The Republic of Korea is host to over 55 US bases. During March and April a series of joint US-ROK military exercises took place on and around the Korean peninsula, involving approximately 10,000 ROK and 12,800 US air, ground, naval and special operations forces.

A delegation from the newly-formed People’s Democracy Party of South Korea visited Britain to draw attention to opposition to these war preparation exercises and the deployment of THAAD, Terminal High Altitude Area Defense, a US anti-missile system.  

London CND chair, Carol Turner joined them in Trafalgar Square on 4 May, wich placards which read: ‘Stop the nuclear war exercises in South Korea’, ‘Stop THAAD deployment’, and ‘US troops out of Korea’. PDP delegations also protested in the US and Germany.

In Britain, they also visited RAF Croughton in Northamptonshire with members of Oxford CND, a communications station which processes around one third of all US military communications in Europe; and and Menwith Hill in West Yorkshire with the Campaign Against American Bases, a spy station providing the US National Security Agency with communications and intelligence across the entire northern hemisphere.PDP delegations also protested in the US and Germany.

Founded in November 2016, the PDP grew out of street protests against austerity and corruption.

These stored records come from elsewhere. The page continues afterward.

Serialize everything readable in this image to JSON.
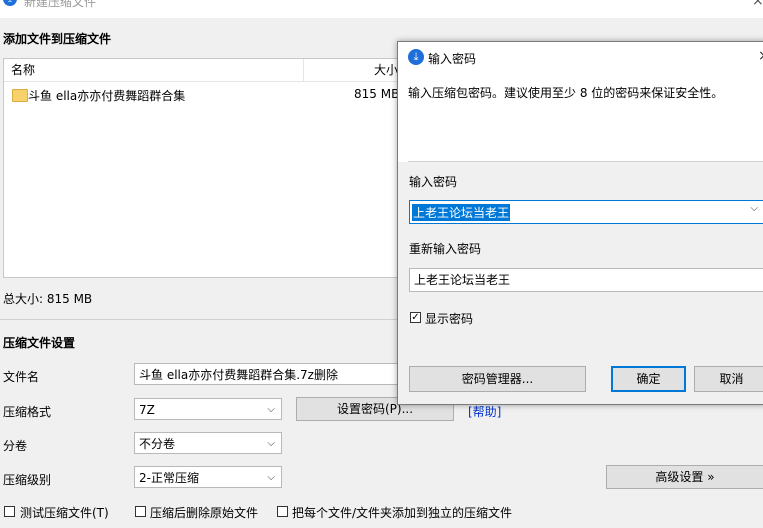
{
  "window": {
    "title": "新建压缩文件",
    "close_glyph": "×"
  },
  "add_files": {
    "section_title": "添加文件到压缩文件",
    "columns": {
      "name": "名称",
      "size": "大小"
    },
    "files": [
      {
        "name": "斗鱼 ella亦亦付费舞蹈群合集",
        "size": "815 MB"
      }
    ],
    "total_size": "总大小: 815 MB"
  },
  "settings": {
    "section_title": "压缩文件设置",
    "filename_label": "文件名",
    "filename_value": "斗鱼 ella亦亦付费舞蹈群合集.7z删除",
    "format_label": "压缩格式",
    "format_value": "7Z",
    "set_password_button": "设置密码(P)...",
    "help_link": "[帮助]",
    "volume_label": "分卷",
    "volume_value": "不分卷",
    "level_label": "压缩级别",
    "level_value": "2-正常压缩",
    "advanced_button": "高级设置 »",
    "options": [
      {
        "label": "测试压缩文件(T)",
        "checked": false
      },
      {
        "label": "压缩后删除原始文件",
        "checked": false
      },
      {
        "label": "把每个文件/文件夹添加到独立的压缩文件",
        "checked": false
      }
    ]
  },
  "dialog": {
    "title": "输入密码",
    "close_glyph": "×",
    "hint": "输入压缩包密码。建议使用至少 8 位的密码来保证安全性。",
    "password_label": "输入密码",
    "password_value": "上老王论坛当老王",
    "confirm_label": "重新输入密码",
    "confirm_value": "上老王论坛当老王",
    "show_password_label": "显示密码",
    "show_password_checked": true,
    "password_manager_button": "密码管理器...",
    "ok_button": "确定",
    "cancel_button": "取消"
  },
  "icons": {
    "app": "7zip-icon",
    "folder": "folder-icon",
    "chevron": "chevron-down-icon",
    "check": "checkmark-icon"
  },
  "colors": {
    "accent": "#1e6fd9",
    "selection": "#0078d7",
    "link": "#0033cc"
  }
}
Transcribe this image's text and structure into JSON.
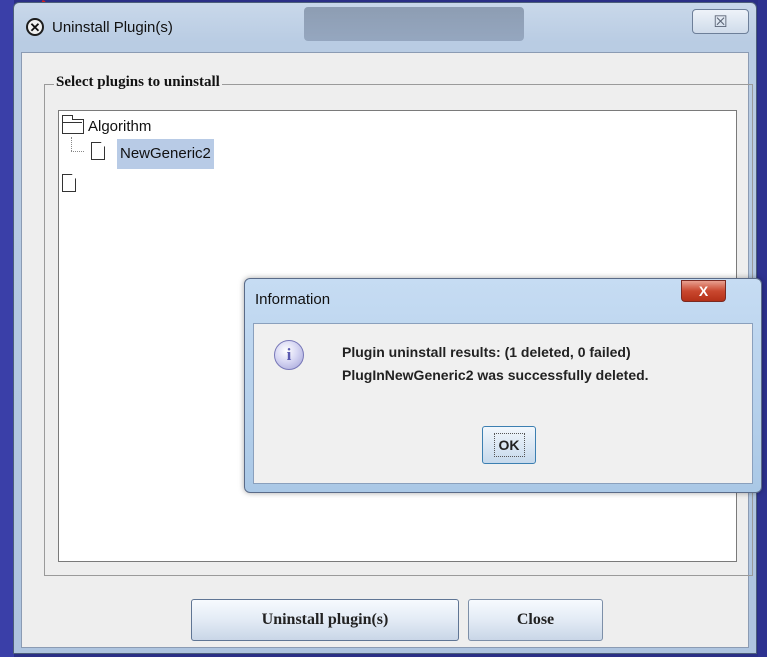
{
  "main_window": {
    "title": "Uninstall Plugin(s)",
    "close_glyph": "☒",
    "group_title": "Select plugins to uninstall",
    "tree": {
      "root_label": "Algorithm",
      "child_label": "NewGeneric2"
    },
    "buttons": {
      "uninstall": "Uninstall plugin(s)",
      "close": "Close"
    }
  },
  "info_dialog": {
    "title": "Information",
    "close_glyph": "X",
    "icon_glyph": "i",
    "message_line1": "Plugin uninstall results: (1 deleted, 0 failed)",
    "message_line2": "PlugInNewGeneric2 was successfully deleted.",
    "ok_label": "OK"
  }
}
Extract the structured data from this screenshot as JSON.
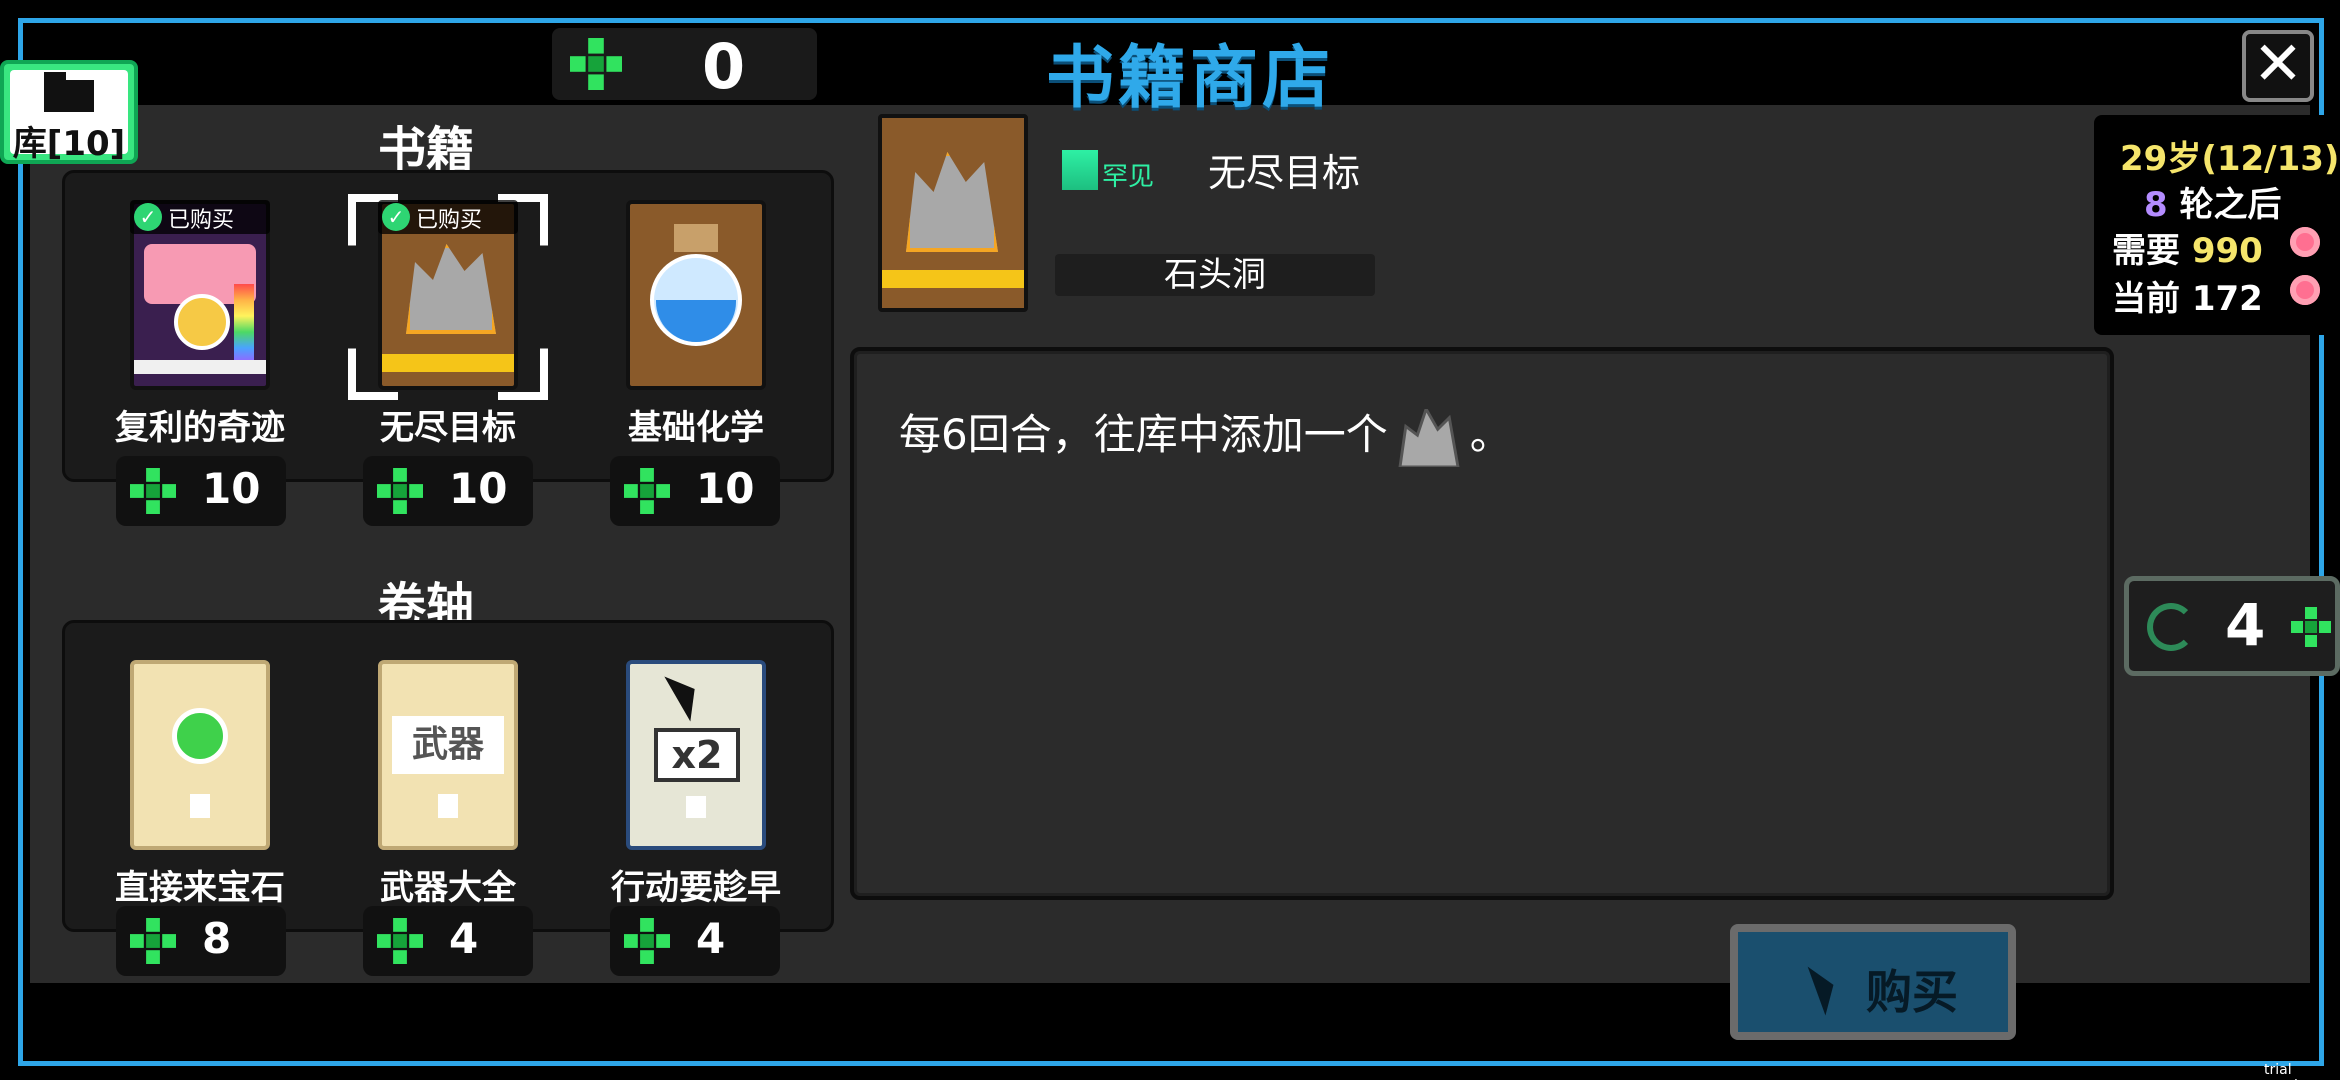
{
  "colors": {
    "accent": "#2ea6e8",
    "clover": "#31e35f",
    "rarity_rare": "#2ef0a4",
    "age": "#f5e56b",
    "rounds": "#b48cff"
  },
  "header": {
    "currency_value": "0",
    "title": "书籍商店",
    "close_icon": "close-icon"
  },
  "library": {
    "label": "库[10]"
  },
  "books": {
    "section_title": "书籍",
    "items": [
      {
        "name": "复利的奇迹",
        "price": "10",
        "bought": "已购买"
      },
      {
        "name": "无尽目标",
        "price": "10",
        "bought": "已购买"
      },
      {
        "name": "基础化学",
        "price": "10"
      }
    ]
  },
  "scrolls": {
    "section_title": "卷轴",
    "items": [
      {
        "name": "直接来宝石",
        "price": "8"
      },
      {
        "name": "武器大全",
        "price": "4",
        "scroll_text": "武器"
      },
      {
        "name": "行动要趁早",
        "price": "4",
        "scroll_text": "x2"
      }
    ]
  },
  "detail": {
    "rarity": "罕见",
    "name": "无尽目标",
    "tag": "石头洞",
    "description_prefix": "每6回合，往库中添加一个",
    "description_suffix": "。"
  },
  "stats": {
    "age": "29岁(12/13)",
    "rounds_num": "8",
    "rounds_text": "轮之后",
    "need_label": "需要",
    "need_value": "990",
    "current_label": "当前",
    "current_value": "172"
  },
  "reroll": {
    "cost": "4"
  },
  "buy": {
    "label": "购买"
  },
  "watermark": "trial version"
}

The party has links with South Korean trade unions and NGOs campaigning for civil rights and against austerity. 

A South Korean presidential election was held on 9 May, after the impeachment and dismissal of the serving president Park Geun-hye. Moon Jae-in of the Democratic Party won election with 41.08%, and he assumed office immediately.

Moon, described as a pragmatic but left-leaning liberal by the western media, represents a shift away from the conservatism of his predecessor. During his campaign, he criticised what he described as Washington’s undemocratic haste to deploy THADD in South Korea, but said only that he would ‘review’ its future if elected. He also aligned himself with President Trump, declaring the Obama administration’s strategic patience policy a failure.

It’s thought likely that Moon will reintroduce the ‘sunshine policy’ of engagement with North Korea, which was halted in 2007. As nuclear tensions on the Korean Peninsula rise, we await with interest the outcome of these changes.